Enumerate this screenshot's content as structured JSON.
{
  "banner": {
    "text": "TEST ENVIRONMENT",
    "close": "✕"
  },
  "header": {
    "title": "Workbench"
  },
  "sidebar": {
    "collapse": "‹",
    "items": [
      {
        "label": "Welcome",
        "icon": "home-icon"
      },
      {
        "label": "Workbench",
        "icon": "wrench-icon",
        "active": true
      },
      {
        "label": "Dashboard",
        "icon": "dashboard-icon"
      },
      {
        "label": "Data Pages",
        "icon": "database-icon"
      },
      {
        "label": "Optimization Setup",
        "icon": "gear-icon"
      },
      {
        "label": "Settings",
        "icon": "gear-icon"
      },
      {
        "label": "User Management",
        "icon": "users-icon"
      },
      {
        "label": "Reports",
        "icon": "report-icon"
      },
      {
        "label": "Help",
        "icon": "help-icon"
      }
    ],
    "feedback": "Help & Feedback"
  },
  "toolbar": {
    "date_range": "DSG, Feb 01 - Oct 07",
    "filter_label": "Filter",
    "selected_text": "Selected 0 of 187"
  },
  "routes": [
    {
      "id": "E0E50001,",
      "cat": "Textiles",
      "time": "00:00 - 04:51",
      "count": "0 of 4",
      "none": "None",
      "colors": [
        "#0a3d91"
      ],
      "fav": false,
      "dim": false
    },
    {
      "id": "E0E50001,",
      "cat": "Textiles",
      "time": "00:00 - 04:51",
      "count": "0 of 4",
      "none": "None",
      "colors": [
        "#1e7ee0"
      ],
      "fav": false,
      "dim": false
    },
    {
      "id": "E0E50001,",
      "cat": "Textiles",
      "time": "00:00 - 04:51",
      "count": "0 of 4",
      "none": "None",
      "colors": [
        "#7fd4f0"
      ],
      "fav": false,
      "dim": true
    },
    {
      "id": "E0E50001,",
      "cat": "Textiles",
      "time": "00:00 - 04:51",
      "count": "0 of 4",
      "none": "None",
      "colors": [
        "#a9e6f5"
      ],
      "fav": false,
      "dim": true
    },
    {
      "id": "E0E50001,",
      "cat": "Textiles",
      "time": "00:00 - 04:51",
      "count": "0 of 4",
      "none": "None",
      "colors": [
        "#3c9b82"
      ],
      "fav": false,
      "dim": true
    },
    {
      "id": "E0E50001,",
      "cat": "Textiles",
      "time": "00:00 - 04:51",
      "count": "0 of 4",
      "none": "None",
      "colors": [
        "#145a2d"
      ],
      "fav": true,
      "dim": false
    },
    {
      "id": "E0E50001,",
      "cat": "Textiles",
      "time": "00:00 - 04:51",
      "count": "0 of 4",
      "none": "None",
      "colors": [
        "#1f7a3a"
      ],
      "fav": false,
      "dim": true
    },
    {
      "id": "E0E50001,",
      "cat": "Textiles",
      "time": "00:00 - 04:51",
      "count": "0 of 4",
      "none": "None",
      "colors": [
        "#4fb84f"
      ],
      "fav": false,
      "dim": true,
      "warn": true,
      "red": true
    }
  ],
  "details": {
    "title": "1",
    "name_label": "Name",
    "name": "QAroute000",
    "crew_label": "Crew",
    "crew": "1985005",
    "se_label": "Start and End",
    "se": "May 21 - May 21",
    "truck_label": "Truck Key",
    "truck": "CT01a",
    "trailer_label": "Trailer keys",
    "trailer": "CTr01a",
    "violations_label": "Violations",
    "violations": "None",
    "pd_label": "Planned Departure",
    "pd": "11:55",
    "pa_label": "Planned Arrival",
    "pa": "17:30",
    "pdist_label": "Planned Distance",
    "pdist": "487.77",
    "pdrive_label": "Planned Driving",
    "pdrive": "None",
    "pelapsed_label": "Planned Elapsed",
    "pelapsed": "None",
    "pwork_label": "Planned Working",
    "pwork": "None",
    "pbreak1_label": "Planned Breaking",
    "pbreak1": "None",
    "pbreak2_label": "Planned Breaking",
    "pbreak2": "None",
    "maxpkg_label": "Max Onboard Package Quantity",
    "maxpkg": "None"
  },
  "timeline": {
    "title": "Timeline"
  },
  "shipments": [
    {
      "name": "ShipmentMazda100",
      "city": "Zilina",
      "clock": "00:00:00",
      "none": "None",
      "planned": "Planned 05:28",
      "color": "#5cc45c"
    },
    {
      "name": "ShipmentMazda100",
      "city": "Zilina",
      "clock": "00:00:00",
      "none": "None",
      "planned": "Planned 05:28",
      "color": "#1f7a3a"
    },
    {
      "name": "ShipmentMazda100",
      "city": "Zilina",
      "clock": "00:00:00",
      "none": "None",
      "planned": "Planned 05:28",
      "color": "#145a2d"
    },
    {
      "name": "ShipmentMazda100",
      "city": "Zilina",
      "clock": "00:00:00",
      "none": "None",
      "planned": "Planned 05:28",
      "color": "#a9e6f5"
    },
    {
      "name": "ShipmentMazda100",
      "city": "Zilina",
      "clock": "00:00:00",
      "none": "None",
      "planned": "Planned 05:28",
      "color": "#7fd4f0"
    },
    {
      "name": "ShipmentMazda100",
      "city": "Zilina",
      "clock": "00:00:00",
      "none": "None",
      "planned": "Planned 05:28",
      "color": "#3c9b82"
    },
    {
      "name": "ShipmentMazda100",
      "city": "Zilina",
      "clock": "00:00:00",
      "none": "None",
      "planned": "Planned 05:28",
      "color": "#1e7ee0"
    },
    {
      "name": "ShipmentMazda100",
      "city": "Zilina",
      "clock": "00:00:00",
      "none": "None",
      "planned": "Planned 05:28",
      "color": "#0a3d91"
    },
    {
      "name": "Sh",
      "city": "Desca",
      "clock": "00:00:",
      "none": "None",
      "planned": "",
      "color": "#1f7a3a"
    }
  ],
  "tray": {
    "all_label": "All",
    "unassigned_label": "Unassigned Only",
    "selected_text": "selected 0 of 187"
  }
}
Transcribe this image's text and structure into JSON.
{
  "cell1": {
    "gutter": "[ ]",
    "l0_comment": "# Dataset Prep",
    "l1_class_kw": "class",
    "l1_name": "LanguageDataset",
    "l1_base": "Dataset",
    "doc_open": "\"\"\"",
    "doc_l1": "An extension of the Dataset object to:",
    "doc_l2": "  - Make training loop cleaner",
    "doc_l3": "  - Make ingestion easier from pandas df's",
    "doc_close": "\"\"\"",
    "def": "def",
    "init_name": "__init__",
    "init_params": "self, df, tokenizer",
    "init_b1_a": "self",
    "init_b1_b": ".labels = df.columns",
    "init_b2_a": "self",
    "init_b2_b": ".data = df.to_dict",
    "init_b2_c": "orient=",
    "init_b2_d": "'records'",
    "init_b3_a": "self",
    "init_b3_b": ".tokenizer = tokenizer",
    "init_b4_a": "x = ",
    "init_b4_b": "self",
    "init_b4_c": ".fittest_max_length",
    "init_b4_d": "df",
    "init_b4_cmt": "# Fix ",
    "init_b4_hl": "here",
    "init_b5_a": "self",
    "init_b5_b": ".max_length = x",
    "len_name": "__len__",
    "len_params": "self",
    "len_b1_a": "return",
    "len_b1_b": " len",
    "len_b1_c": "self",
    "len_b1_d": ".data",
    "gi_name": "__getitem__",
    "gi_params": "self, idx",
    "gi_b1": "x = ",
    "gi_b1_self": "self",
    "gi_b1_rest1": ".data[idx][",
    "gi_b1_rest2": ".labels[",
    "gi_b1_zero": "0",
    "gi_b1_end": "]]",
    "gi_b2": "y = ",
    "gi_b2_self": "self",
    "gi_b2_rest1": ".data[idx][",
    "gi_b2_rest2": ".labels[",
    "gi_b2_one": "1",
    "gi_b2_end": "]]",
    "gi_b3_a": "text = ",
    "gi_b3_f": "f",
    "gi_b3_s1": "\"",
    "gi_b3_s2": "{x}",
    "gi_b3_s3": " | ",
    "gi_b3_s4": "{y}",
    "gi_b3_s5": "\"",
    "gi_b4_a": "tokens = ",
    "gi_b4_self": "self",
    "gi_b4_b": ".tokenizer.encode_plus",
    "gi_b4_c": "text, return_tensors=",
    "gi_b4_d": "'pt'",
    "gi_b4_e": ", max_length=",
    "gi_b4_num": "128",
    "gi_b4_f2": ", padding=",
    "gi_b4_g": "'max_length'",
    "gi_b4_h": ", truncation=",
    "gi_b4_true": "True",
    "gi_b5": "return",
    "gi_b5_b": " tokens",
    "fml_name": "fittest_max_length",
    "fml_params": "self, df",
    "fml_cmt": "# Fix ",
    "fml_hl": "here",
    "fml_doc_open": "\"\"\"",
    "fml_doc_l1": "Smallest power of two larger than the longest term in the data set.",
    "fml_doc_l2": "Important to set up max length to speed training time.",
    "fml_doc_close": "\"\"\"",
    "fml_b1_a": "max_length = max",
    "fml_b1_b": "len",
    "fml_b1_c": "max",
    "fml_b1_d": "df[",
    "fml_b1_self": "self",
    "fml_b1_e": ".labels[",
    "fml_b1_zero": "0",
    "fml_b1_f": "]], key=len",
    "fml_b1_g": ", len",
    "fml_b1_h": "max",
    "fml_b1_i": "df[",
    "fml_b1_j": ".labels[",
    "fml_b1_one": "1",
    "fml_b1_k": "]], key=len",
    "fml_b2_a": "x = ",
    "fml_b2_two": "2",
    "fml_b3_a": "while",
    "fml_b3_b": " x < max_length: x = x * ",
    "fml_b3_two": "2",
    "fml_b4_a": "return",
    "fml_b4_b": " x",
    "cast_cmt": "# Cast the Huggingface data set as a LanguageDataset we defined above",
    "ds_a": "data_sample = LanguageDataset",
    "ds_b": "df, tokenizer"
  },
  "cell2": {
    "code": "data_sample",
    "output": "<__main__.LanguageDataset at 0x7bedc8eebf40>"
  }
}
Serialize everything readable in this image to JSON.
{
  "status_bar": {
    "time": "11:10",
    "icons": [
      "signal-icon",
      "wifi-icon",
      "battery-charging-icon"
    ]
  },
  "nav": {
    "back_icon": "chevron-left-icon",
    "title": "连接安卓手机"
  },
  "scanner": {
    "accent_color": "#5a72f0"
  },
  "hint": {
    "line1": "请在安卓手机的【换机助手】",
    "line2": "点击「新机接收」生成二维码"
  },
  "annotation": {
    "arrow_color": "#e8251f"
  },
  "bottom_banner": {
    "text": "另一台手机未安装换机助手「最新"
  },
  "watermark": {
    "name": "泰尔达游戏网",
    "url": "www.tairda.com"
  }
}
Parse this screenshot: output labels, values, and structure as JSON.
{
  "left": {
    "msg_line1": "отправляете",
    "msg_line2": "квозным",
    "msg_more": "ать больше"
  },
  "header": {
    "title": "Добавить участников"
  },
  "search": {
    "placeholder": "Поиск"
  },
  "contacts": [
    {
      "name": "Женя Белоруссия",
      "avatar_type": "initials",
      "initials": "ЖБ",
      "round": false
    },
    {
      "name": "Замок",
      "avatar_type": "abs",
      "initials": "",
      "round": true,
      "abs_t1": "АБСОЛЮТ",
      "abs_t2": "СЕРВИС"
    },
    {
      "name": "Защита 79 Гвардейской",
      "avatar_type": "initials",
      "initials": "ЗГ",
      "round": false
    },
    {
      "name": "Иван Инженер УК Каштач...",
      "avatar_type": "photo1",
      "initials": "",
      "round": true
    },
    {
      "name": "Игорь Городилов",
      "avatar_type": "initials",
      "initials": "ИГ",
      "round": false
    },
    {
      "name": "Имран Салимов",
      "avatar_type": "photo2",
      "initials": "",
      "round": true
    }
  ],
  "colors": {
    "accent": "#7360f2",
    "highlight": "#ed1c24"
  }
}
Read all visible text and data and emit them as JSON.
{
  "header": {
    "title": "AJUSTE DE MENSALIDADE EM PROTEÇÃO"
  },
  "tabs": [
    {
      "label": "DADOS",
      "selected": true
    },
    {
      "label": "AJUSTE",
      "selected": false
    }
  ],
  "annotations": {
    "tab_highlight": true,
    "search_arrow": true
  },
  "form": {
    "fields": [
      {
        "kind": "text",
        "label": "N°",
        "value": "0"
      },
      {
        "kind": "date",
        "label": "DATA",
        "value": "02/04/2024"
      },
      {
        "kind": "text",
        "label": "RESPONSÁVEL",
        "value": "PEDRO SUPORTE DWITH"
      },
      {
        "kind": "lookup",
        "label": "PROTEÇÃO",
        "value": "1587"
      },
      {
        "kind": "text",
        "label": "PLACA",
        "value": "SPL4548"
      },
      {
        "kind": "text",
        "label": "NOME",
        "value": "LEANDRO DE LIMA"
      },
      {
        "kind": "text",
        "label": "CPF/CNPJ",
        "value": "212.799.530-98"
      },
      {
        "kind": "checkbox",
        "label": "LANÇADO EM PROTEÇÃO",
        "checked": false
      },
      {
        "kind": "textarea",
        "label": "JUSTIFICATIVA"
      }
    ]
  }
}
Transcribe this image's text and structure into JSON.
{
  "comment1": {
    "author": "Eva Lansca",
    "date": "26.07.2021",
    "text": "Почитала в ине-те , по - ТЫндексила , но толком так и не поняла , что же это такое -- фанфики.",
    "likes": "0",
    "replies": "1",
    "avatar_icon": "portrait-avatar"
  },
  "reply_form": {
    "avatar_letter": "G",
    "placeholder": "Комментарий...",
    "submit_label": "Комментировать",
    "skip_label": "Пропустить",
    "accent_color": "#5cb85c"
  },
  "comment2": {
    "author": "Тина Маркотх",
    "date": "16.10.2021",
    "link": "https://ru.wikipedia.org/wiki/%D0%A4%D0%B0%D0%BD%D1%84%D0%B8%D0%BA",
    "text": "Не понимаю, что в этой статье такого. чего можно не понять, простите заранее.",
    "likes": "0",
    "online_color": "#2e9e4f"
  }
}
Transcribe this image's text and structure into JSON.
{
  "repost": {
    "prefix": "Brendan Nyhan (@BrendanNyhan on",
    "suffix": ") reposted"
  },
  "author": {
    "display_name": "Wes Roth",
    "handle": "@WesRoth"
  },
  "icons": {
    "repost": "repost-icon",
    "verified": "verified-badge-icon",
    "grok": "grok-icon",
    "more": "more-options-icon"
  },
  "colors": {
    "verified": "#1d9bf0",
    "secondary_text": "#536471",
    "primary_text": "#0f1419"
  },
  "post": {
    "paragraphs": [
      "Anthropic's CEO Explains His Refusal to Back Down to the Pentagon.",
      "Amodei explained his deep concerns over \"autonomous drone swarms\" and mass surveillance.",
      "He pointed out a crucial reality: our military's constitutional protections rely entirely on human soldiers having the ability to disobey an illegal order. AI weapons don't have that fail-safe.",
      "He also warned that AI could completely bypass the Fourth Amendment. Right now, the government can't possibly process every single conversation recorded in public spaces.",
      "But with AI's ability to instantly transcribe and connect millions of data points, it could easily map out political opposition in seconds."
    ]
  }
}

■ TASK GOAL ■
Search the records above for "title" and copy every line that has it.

■ ANSWER TO THE PROBLEM ■
    "title": "Workbench"
    "title": "1",
    "title": "Timeline"
    "title": "连接安卓手机"
    "title": "Добавить участников"
    "title": "AJUSTE DE MENSALIDADE EM PROTEÇÃO"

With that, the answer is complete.